Bougainville. Papua New Guinea press review
After more than half a year, the first case of COVID-19 was detected in the Autonomous Region of Bougainville (ARB). It’s the student who travelled from Port Moresby. According to the Bougainville Administration, the student is recovering but will be taken into the isolated camp at Suhin (Buka Island, Northern part of Bougainville). The Bougainville health response team had further taken immediate action for isolation of the case and started contact tracing. The contacts would include all passengers who were on the same flight as the patient and others he may have come into contact with since his arrival in Bougainville. [1-2]
At the same time, on the 11th of August 2020, the 50 days of campaigning for the 2020 ARB Presidential and Parliamentary election was closed. The election started on the 12th of August. The 21 days of polling ends on Tuesday, the 1st of September. Counting starts the next day on Wednesday (the 2nd of September) and will run for 14 days, ending on the 14th of September. The inauguration of the fourth ARB president will take place on the 16th of September. There were no reports of incidents at the campaign locations on the peaceful campaigns of the candidates during the last 50 days. 
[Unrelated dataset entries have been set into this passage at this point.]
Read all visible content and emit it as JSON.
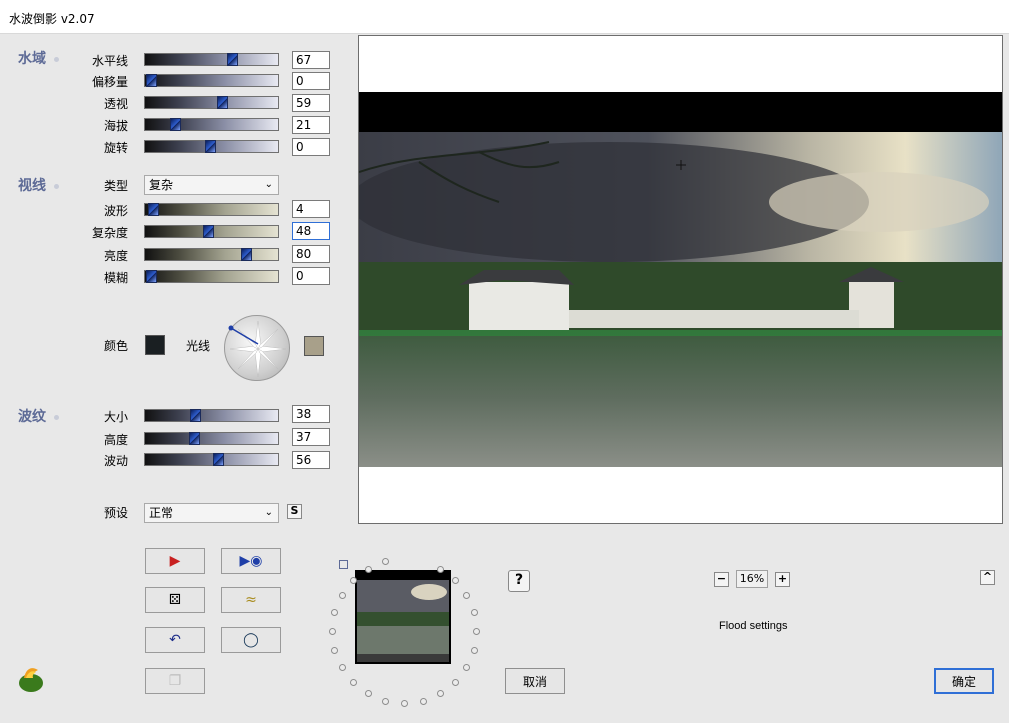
{
  "window": {
    "title": "水波倒影 v2.07"
  },
  "sections": {
    "water": "水域",
    "sight": "视线",
    "ripple": "波纹"
  },
  "water": {
    "horizon": {
      "label": "水平线",
      "value": "67"
    },
    "offset": {
      "label": "偏移量",
      "value": "0"
    },
    "perspective": {
      "label": "透视",
      "value": "59"
    },
    "altitude": {
      "label": "海拔",
      "value": "21"
    },
    "rotation": {
      "label": "旋转",
      "value": "0"
    }
  },
  "sight": {
    "type": {
      "label": "类型",
      "value": "复杂"
    },
    "waveform": {
      "label": "波形",
      "value": "4"
    },
    "complexity": {
      "label": "复杂度",
      "value": "48"
    },
    "brightness": {
      "label": "亮度",
      "value": "80"
    },
    "blur": {
      "label": "模糊",
      "value": "0"
    },
    "color_label": "颜色",
    "light_label": "光线"
  },
  "ripple": {
    "size": {
      "label": "大小",
      "value": "38"
    },
    "height": {
      "label": "高度",
      "value": "37"
    },
    "motion": {
      "label": "波动",
      "value": "56"
    }
  },
  "preset": {
    "label": "预设",
    "value": "正常",
    "save_label": "S"
  },
  "zoom": {
    "minus": "−",
    "value": "16%",
    "plus": "+"
  },
  "help_label": "?",
  "collapse_label": "^",
  "flood_settings": "Flood settings",
  "buttons": {
    "cancel": "取消",
    "ok": "确定"
  },
  "colors": {
    "accent": "#5d6a96",
    "color_swatch": "#1a1f22",
    "light_swatch": "#a8a08a"
  }
}
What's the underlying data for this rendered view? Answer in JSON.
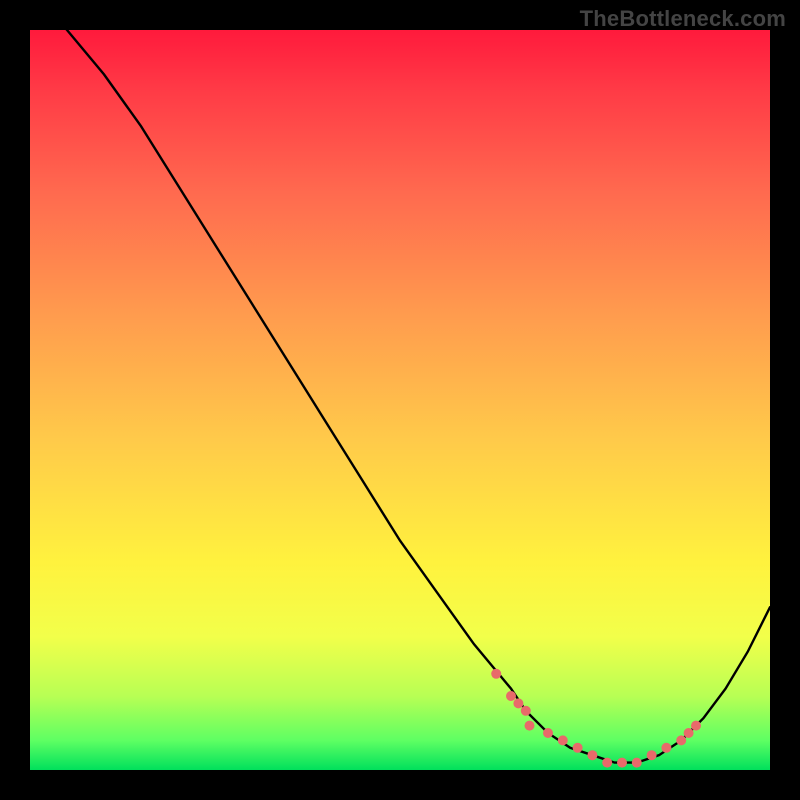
{
  "watermark": "TheBottleneck.com",
  "colors": {
    "background": "#000000",
    "curve": "#000000",
    "marker": "#e86a6a",
    "gradient_stops": [
      "#ff1a3c",
      "#ff3a46",
      "#ff6a4f",
      "#ff9a4e",
      "#ffc94a",
      "#fff23e",
      "#f2ff4a",
      "#b8ff54",
      "#5eff63",
      "#00e05c"
    ]
  },
  "chart_data": {
    "type": "line",
    "title": "",
    "xlabel": "",
    "ylabel": "",
    "xlim": [
      0,
      100
    ],
    "ylim": [
      0,
      100
    ],
    "grid": false,
    "legend": false,
    "series": [
      {
        "name": "bottleneck-curve",
        "x": [
          0,
          5,
          10,
          15,
          20,
          25,
          30,
          35,
          40,
          45,
          50,
          55,
          60,
          65,
          67,
          70,
          73,
          76,
          79,
          82,
          85,
          88,
          91,
          94,
          97,
          100
        ],
        "y": [
          106,
          100,
          94,
          87,
          79,
          71,
          63,
          55,
          47,
          39,
          31,
          24,
          17,
          11,
          8,
          5,
          3,
          2,
          1,
          1,
          2,
          4,
          7,
          11,
          16,
          22
        ]
      }
    ],
    "markers": {
      "name": "highlight-dots",
      "x": [
        63,
        65,
        66,
        67,
        67.5,
        70,
        72,
        74,
        76,
        78,
        80,
        82,
        84,
        86,
        88,
        89,
        90
      ],
      "y": [
        13,
        10,
        9,
        8,
        6,
        5,
        4,
        3,
        2,
        1,
        1,
        1,
        2,
        3,
        4,
        5,
        6
      ]
    }
  }
}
440 candidates are contesting the 40 seats in the ARB Parliament, including 25 contesting the Presidency. The 2020 election has been called the most important election yet for Bougainville because the core role for the next Parliament will be negotiating the outcome from last year’s Referendum, in which 98% of Bougainvilleans voted for the independence from Papua New Guinea. Many candidates are expecting a drawn-out process in the negotiations. One expert on conflict resolution said similar processes have taken up to 10 years.
A large number of candidates for the ARB Presidency is due to the resign of John Morris, who wanted to contest for a third term, but the PNG Supreme Court ruled this would contravene the Bougainville Constitution. But other candidates, like James Tanis, who was president from 2008 to 2010, said the large numbers were not an issue and the candidates sometimes campaigned together. While there were three seats reserved for women, there were two women running for the presidency for the first time, and a number of women contesting open seats. Community worker, Marilyn Havini said she had the impression attitudes were changing towards women as political leaders, not only amongst women voters, but men too, and she expects women could take open seats.
At the same time, the Bougainville economy isn’t in good shape. Both the PNG and Bougainville governments have talked about the huge disparity between what the region generates for the national coffers and what would be required if it became independent. It is for these reasons that there is strong support from many of the candidates for the re-opening of the controversial Panguna mine, but others are saying the landowner issues around the mine first need to be sorted. For example, there is a strong commitment from Thomas Raivet to ensure the landowners make the decisions over whether or not mining be allowed. Some candidates want to stay away from mining and instead focus on what Bougainville has successfully done in the past, in terms of agriculture, cocoa, copra, fishing or tourism. [4-5]
In turn, Bougainville Electoral Commissioner George Manu paid attention to the problem of logistics. According to Mr Manu, it is a massive challenge especially when it comes to logistical operation of remote island atolls and the mountain communities, but the Commission is trying it’s very best to ensure that every Bougainvillean is counted. «We have received complaints of some people not locating their names on the Electoral Roll. To address this, I have instructed my Returning Officers and Assistant Returning Officers that there will be a Supplementary Roll, » Mr Manu added.